Yet another instance of a prisoner using a contraband cell phone with internet access to post on Facebook. The meshDETECT secure prison cell phones do not allow internet access.
The sister of a murder victim is calling for Indiana prison officials to remove a Facebook profile for an inmate at the Wabash Valley Correctional Facility in Carlisle.
Quintez Deloney, 20, of New Albany, is serving a 38-year sentence for a burglary that led to the death of 26-year-old Lewis James of Charlestown. James’ sister, Lisa Cunningham, said she learned Saturday that Deloney has a Facebook page on which he appears to be posting from prison.
“It feels like five years ago all over again. It’s like everything just happened again,” Cunningham said. “[Deloney] shouldn’t have any freedom. Once you’re in prison, you lose all your rights.”
In January 2007, James was shot seven times — four times in the back — at an apartment on William O. Vance Court in New Albany where he went to buy drugs. Floyd County prosecutors alleged Deloney and Lance Douglas, 24, kicked down the door to the apartment and attempted to rob James. When James resisted, he was shot.
Although prosecutors argued Deloney was the shooter, the jury convicted Douglas of murder but found Deloney guilty of only robbery and burglary. Deloney was sentenced in May 2009 to 80 years in prison, but that was reduced after the Indiana Court of Appeals found he should not have been sentenced for both the robbery and burglary charges because of the double jeopardy provision.
Deloney, through his attorney Bruce Brightwell, has filed a motion to correct error with the court seeking to have his conviction overturned or sentence reduced. That matter is set for hearing March 9.
Deloney has been serving his time at the Wabash Valley Correctional Facility since he was sentenced. A Facebook profile for “Quintez Q-Ball Deloney” has 184 friends. The first update on the page was July 17, 2011.
A post on the page includes Deloney’s prison mailing address. There are several posts about the case. On Oct. 11, he wrote that he was starting another appeal. On Oct. 15, he wrote, “beat anther case i feel like gotti did … BRR!”
In another message, he indicated he would be released in 2014 even though the Indiana Department of Correction lists his earliest possible release date as 2026. Most of the posts contain profanity and are not fit for publication in the News and Tribune.
At one point, someone asked how he had Facebook access in prison. He responded, “thats somethang thats kept secret!”
Susan Harrington, spokeswoman for Wabash Valley, said Cunningham’s complaint has been filed with internal affairs investigators. Harrington said Deloney will be disciplined if it is true that he has somehow been posting messages from prison.
Wabash Valley does not allow inmates to have cell phones, and Harrington said they have no Internet access through legal means inside the prison. Most of Deloney’s posts indicate they were made using a mobile device.

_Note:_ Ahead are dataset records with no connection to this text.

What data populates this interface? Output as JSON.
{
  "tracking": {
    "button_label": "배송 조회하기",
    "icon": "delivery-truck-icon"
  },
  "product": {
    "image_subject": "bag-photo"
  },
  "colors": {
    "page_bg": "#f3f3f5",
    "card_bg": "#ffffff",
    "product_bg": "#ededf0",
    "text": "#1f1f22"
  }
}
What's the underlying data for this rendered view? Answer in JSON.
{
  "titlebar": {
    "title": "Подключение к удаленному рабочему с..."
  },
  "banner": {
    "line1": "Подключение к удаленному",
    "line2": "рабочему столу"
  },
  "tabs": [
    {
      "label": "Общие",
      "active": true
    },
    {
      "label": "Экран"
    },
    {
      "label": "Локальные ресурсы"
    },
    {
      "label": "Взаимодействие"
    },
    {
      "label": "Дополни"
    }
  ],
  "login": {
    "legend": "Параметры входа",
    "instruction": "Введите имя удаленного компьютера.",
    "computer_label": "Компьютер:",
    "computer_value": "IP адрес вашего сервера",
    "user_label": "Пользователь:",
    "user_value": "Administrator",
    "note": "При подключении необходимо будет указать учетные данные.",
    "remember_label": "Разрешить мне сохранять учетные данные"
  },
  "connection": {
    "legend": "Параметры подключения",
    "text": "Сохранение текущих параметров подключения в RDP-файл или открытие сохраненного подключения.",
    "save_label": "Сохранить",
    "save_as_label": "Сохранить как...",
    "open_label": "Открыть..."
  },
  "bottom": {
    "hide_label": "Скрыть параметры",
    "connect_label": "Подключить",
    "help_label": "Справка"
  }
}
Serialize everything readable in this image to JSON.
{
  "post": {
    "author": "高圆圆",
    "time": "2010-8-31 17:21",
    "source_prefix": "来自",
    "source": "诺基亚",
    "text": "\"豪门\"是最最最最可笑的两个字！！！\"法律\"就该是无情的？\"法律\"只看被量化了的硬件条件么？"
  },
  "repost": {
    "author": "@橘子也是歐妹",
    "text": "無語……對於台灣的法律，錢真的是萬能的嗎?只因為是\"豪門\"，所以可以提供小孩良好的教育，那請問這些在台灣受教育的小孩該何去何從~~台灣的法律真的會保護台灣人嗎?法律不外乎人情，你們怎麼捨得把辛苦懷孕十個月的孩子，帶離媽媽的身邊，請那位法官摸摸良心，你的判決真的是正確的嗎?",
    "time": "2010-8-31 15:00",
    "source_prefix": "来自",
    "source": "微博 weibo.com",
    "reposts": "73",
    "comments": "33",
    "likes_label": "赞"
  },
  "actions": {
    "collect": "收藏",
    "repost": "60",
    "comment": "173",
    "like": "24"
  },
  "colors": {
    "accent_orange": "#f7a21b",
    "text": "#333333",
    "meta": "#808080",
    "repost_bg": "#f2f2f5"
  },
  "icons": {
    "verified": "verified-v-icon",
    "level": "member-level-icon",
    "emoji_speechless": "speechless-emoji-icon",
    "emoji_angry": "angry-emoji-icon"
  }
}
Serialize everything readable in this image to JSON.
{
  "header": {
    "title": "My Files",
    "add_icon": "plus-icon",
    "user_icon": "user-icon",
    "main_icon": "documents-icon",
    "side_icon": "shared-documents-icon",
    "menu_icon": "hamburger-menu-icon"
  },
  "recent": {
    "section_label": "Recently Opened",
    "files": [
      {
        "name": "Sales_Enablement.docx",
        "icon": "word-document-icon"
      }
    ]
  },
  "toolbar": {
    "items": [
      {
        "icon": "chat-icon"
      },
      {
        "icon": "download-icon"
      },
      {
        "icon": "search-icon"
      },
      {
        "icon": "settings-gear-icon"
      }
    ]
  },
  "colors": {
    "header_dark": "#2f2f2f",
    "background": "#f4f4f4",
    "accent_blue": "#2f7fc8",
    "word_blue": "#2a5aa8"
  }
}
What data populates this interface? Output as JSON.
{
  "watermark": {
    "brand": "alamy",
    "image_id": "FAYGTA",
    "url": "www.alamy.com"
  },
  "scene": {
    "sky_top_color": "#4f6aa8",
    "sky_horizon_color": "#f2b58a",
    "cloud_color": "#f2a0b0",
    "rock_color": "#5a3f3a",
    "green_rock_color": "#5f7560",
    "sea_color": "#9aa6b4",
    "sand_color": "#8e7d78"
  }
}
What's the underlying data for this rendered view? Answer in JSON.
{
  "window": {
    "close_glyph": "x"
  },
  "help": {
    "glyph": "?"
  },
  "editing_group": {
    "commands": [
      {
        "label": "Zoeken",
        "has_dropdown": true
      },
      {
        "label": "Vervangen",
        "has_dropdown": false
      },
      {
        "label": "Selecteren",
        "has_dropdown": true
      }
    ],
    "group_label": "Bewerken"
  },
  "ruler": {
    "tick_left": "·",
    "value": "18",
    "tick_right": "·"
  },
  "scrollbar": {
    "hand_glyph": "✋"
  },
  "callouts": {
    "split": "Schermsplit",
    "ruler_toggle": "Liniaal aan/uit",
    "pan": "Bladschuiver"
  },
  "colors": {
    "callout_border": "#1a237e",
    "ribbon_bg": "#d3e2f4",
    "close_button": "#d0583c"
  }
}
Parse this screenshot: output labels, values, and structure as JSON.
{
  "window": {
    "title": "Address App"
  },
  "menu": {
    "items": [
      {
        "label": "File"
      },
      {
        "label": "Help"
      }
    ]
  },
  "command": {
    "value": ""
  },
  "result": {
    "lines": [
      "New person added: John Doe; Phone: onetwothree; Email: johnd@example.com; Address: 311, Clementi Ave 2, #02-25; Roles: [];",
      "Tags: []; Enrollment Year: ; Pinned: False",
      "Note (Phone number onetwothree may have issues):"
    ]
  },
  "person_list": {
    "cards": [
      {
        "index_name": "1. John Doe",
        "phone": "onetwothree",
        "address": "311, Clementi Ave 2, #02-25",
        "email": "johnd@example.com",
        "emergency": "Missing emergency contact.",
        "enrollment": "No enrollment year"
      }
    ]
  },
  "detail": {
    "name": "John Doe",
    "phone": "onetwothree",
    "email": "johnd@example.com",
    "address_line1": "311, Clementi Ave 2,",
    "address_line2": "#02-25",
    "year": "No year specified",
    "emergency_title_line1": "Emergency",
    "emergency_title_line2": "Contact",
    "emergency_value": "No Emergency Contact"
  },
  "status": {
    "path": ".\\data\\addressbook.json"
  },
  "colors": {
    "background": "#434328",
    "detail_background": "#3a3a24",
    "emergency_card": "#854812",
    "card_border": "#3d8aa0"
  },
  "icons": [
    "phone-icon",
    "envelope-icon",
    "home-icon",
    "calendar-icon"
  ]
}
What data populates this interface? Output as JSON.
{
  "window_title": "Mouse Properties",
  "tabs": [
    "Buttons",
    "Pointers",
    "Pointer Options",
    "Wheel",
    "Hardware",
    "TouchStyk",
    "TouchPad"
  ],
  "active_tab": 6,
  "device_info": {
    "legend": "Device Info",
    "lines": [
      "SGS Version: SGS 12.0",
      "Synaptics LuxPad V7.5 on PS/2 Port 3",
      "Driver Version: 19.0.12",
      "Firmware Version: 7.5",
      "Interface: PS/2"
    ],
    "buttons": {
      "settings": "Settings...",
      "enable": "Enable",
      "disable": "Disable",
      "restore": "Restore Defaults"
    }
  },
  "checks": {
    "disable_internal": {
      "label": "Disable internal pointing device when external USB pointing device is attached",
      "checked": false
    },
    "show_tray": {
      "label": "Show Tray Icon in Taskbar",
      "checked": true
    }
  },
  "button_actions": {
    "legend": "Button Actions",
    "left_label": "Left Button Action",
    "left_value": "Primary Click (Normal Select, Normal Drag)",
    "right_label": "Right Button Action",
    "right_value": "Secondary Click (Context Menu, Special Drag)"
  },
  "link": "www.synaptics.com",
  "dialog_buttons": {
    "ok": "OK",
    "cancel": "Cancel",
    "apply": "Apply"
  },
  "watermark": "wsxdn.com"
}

“Usually, if we find them with any kind of cell phone or communication device, it’s confiscated and we go through disciplinary procedures,” Harrington said.
Cunningham said she contacted Wabash Valley and Congressman Todd Young, R-Ind., asking for help to remove Deloney’s Facebook profile. Cunningham said she is speaking out because she does not want family members of other murder victims to have to see pictures of their loved ones’ killers or accomplices on Facebook.
Other states have also had to deal with inmates using Facebook. The California Department of Corrections announced in August that it had started reporting inmate pages to Facebook and that the company had agreed to delete pages that had been updated since the inmate was incarcerated. Facebook has a policy against anyone using a fake name or updating a profile for another person.
That move came after a convicted child molester accessed Facebook photos of his victim and sent current drawings of her to her home even though he had not seen her in seven years.
More than 1,760 contraband cell phones were confiscated from Indiana state prisons in 2010, according to Department of Correction records.